[DATASET RECORDS]

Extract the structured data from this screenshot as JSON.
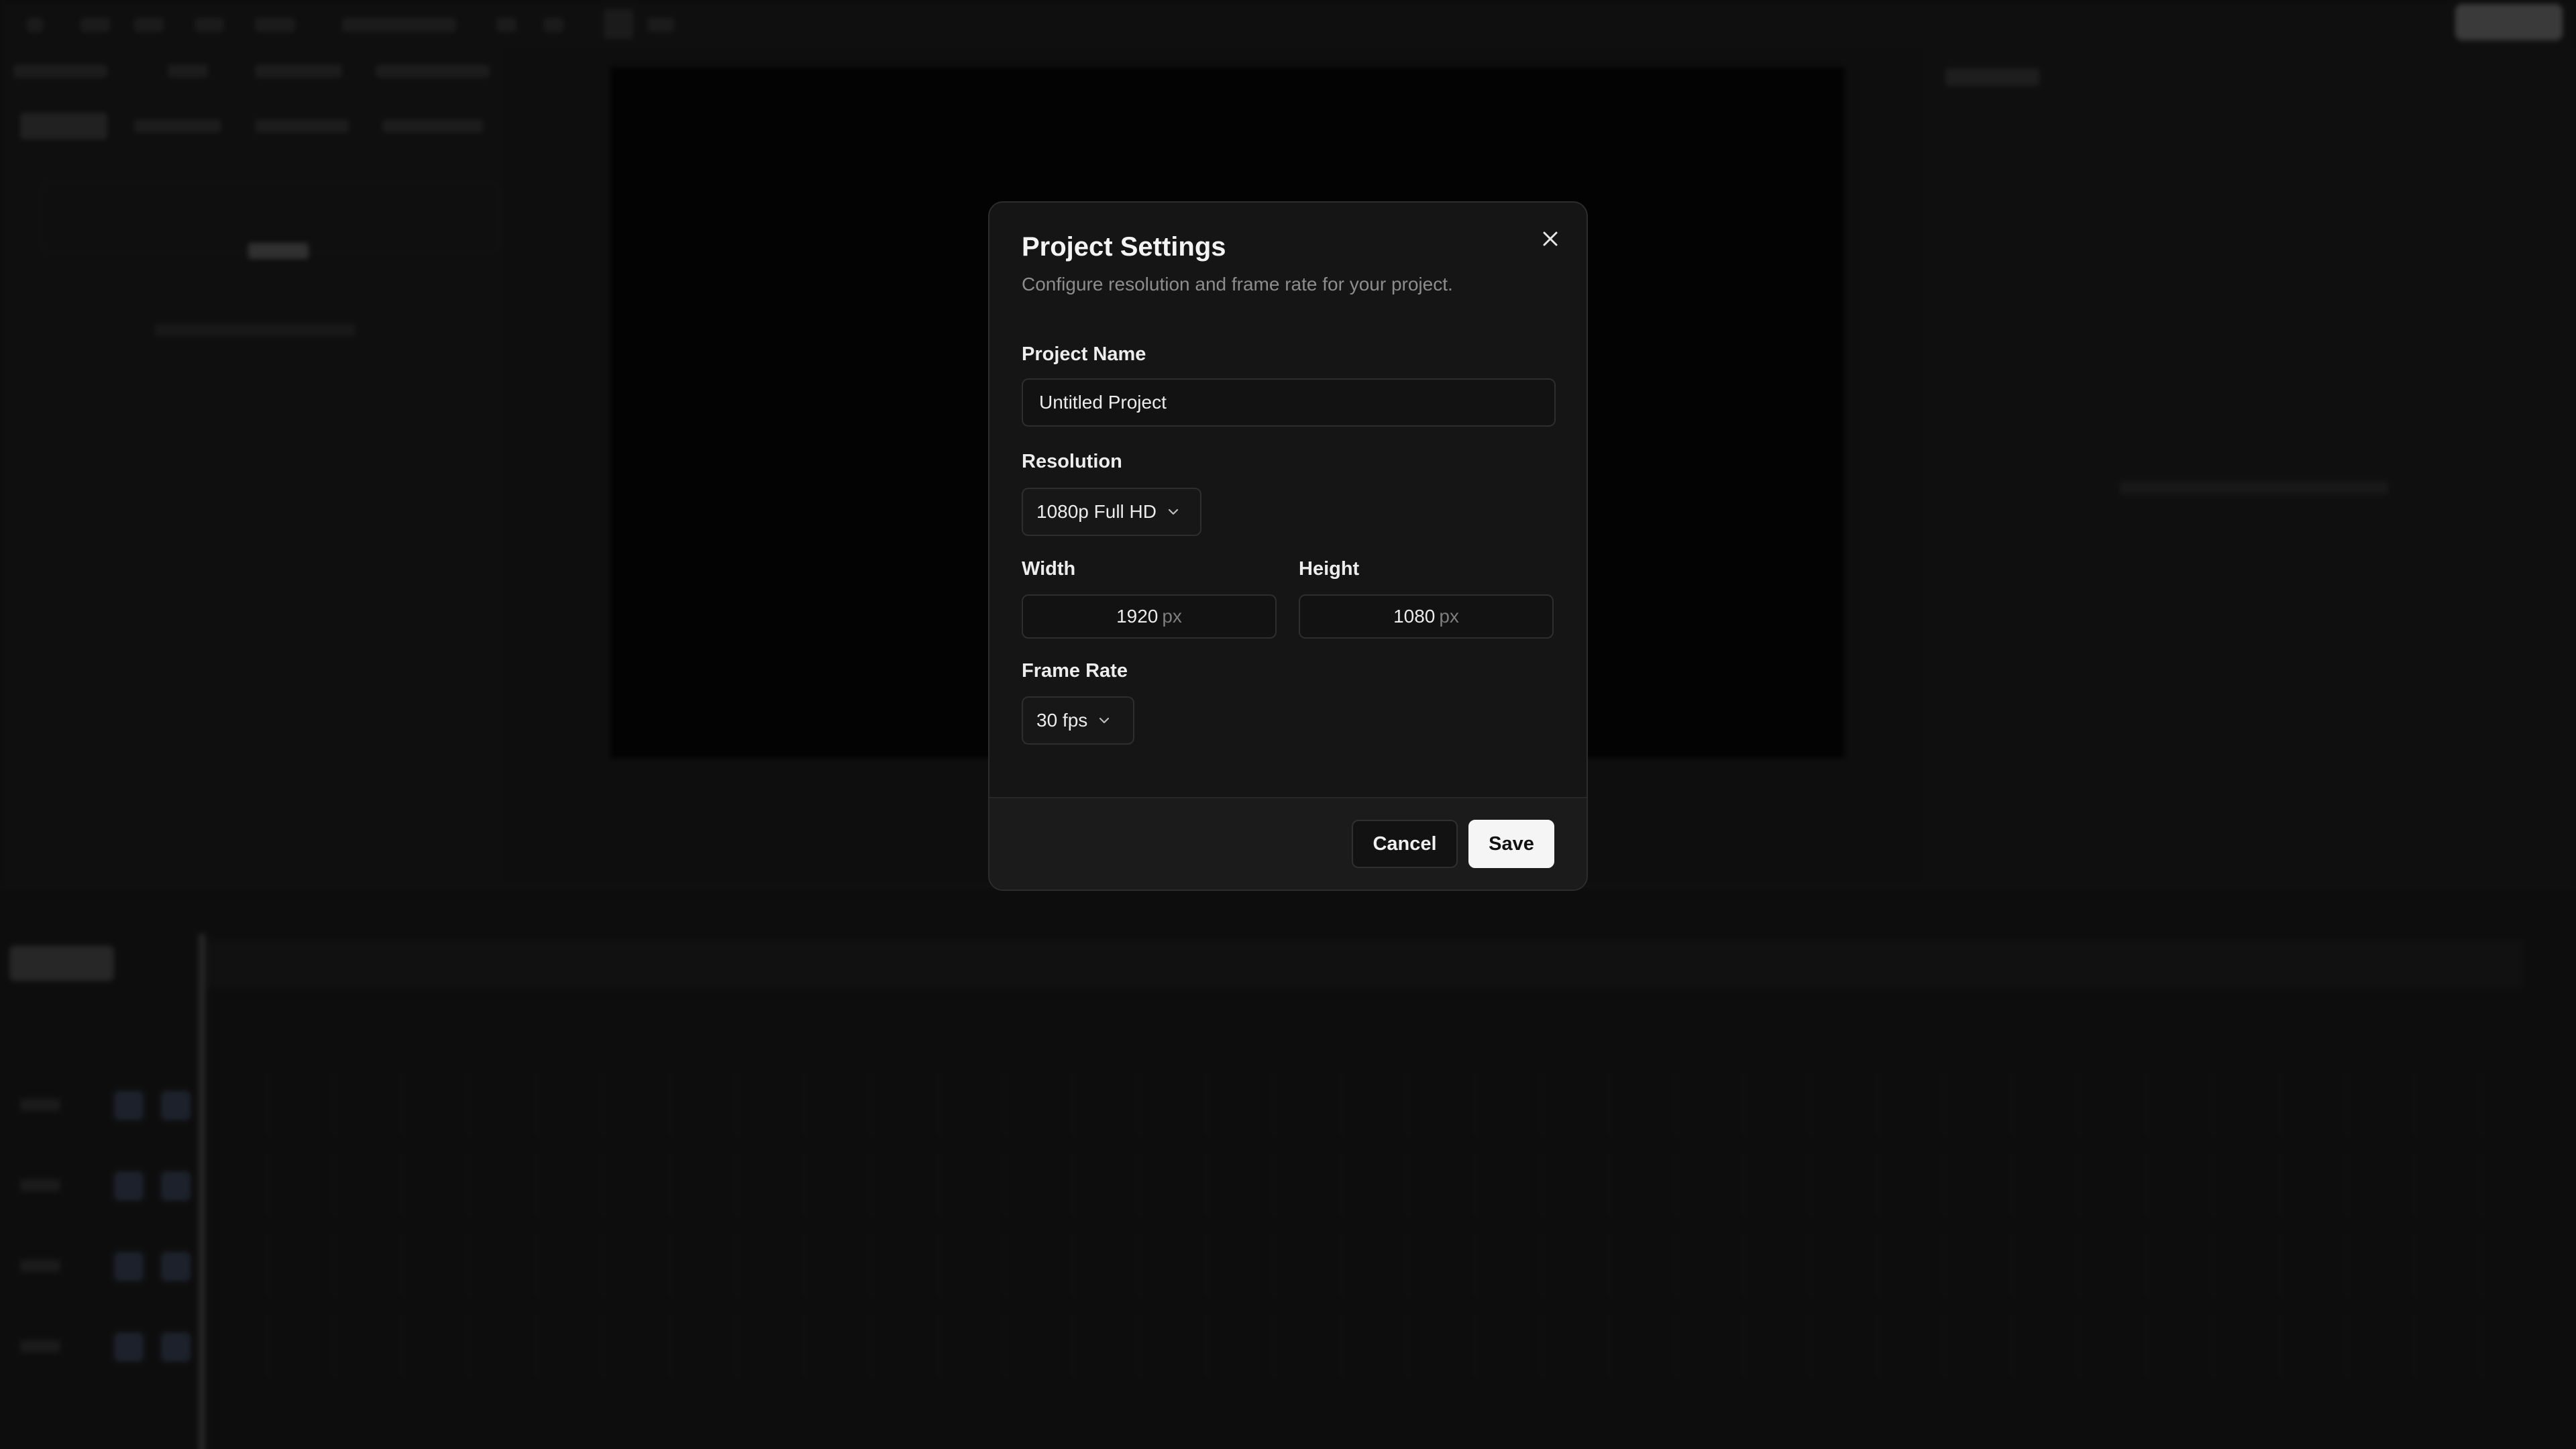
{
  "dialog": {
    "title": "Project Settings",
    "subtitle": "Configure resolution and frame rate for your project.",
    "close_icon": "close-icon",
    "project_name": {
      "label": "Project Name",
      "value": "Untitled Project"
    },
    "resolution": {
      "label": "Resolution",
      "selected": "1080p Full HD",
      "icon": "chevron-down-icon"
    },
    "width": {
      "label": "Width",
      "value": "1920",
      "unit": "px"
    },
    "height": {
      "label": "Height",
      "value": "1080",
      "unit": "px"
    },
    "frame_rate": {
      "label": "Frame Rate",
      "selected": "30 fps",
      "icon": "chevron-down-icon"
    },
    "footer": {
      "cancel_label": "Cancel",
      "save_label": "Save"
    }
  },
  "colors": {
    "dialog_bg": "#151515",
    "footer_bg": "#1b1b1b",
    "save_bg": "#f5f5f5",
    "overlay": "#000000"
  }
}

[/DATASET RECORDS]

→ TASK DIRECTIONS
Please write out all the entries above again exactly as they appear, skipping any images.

→ ANSWER TO THE EXERCISE
Extract the structured data from this screenshot as JSON.
{
  "dialog": {
    "title": "Project Settings",
    "subtitle": "Configure resolution and frame rate for your project.",
    "close_icon": "close-icon",
    "project_name": {
      "label": "Project Name",
      "value": "Untitled Project"
    },
    "resolution": {
      "label": "Resolution",
      "selected": "1080p Full HD",
      "icon": "chevron-down-icon"
    },
    "width": {
      "label": "Width",
      "value": "1920",
      "unit": "px"
    },
    "height": {
      "label": "Height",
      "value": "1080",
      "unit": "px"
    },
    "frame_rate": {
      "label": "Frame Rate",
      "selected": "30 fps",
      "icon": "chevron-down-icon"
    },
    "footer": {
      "cancel_label": "Cancel",
      "save_label": "Save"
    }
  },
  "colors": {
    "dialog_bg": "#151515",
    "footer_bg": "#1b1b1b",
    "save_bg": "#f5f5f5",
    "overlay": "#000000"
  }
}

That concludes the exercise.